Users using the product in totally different manner than anticipated
Unsolicited customer referrals driving unexpected, but massive growth
Even these positive surprises can cause challenges in your business. Suddenly, your business priorities need to change to account for these.
How do we cope with uncertainty?
Many organizations accept that this uncertainty is just part of being a software company. Yet, this is absolutely the wrong approach. You may have been lucky in the past with your success but overtime, luck runs out or ends up with your competition.
The way that leading software companies cope with uncertainty is to focus on building a mindset and repeatable processes to mitigate risk while optimizing the odds of success.
Some better practices in use today include:
1. Product Management must focus on major risks as part of product strategy.
Product Management needs to first figure out the major risks to their product plans. In startups this may often directly involve the executive team while in large enterprises this may be wholly owned by the Product Manager for each product.
In my recent article Where to Begin with New Products? I provide some approaches to help identify key risks. Some approaches to identify these risks include Assumption Mapping, analyzing your Business Model Canvas, and brainstorming with a cross functional team around the 4 Four Big Risks.
When defining a product strategy, the major risks should be defined with a game plan for how to attack them. Along with the critical thinking of what happens if some assumptions turn out to be invalid.
2. Product Management should be Lean.
Following the principles articulated in The Lean Startup, teams today are focused on finding ways to minimize waste, learn quickly, and get value to market fast. Practices coming out of this align with the build-measure-learn loop that forces organizations to focus effort early where risks are the greatest.
Product Teams following Lean are more likely to leverage Outcome Roadmaps over traditional timeline based roadmaps. Because timeline driven feature roadmaps represent commitments around unvalidated assumptions, which is viewed as increasing risk. Lean promotes deferring commitments as late as possible. Why commit to features or a timeline that may turn out not to be the best solution?
Teams are learning more and more about how to run experiments to validate assumptions and reduce their risk —before over-investing. The best teams are running experiments from early problem discovery through solution delivery continuously.
Yet, no development team can be satisfied if they deliver a product or feature that is not used. This is the ultimate waste of their time that could have been spent working on something the market truly values. Therefore, before investing further into product capabilities the best companies focus on product analytics that provide critical data in the learning loop.

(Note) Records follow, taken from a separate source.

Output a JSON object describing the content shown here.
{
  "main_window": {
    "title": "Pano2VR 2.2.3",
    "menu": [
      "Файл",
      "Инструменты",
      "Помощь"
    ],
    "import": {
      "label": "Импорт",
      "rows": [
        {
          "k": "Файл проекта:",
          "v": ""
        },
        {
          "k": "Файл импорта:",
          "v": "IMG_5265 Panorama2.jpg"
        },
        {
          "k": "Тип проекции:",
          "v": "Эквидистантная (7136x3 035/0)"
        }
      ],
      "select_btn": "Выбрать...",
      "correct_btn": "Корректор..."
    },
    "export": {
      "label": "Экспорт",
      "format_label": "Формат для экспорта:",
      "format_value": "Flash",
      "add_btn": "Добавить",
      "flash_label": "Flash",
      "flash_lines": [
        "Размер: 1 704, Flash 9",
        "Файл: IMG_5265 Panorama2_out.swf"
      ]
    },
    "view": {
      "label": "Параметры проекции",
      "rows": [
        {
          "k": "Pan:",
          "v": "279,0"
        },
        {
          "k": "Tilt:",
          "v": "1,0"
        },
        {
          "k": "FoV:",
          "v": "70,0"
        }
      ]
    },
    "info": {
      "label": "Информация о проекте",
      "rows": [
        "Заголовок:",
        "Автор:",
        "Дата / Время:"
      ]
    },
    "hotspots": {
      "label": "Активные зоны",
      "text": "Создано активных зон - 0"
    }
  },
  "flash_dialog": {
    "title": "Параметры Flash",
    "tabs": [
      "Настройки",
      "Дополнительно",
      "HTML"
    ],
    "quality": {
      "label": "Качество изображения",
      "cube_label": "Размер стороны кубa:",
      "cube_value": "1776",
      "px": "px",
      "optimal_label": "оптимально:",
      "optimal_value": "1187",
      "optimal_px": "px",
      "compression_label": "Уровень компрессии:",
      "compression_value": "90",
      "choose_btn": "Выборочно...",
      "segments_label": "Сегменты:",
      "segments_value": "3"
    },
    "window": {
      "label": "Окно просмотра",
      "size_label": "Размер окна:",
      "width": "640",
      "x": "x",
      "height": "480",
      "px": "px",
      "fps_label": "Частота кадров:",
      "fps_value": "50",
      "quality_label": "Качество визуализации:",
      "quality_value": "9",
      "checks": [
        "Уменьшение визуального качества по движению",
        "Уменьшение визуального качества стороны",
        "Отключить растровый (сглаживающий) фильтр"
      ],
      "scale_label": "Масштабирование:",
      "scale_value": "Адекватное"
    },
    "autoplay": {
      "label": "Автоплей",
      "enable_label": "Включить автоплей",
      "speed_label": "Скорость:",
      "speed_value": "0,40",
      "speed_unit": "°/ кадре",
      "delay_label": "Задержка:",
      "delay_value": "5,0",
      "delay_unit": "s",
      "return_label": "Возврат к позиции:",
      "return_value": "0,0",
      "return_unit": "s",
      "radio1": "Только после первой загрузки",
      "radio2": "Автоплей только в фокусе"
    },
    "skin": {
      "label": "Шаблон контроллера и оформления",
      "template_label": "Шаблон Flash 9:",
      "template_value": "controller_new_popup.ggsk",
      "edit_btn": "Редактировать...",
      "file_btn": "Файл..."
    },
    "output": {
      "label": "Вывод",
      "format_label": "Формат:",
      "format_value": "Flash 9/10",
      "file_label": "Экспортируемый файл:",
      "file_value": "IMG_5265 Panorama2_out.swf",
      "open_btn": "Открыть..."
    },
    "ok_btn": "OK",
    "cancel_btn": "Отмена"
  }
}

3. Product Development should be Agile.
Agile and Lean perfectly complement one another. Agile enables Lean to work through its concept of delivering value early to customers, incrementally, and welcoming change.
Incremental delivery enables critical feedback and new opportunities to learn. It also, allows for changes due to external factors that have historically stressed waterfall project planning approaches. Some of those external factors may be from experiments run to validate assumptions.
Anyone that works in software will be familiar with the surprises that come up along the way. These surprises are the risk naturally found in bringing software products to market but we should not just ignore them and hope all our assumptions will play out.
Over time, companies that better manage risk will regularly have more success in the market. Better practices for mitigating risk are well-known but are far from being universally adopted.
My recommendation is simple: Do not ignore risk. Identify it and manage it by improving your practices to increase your odds of repeatable success.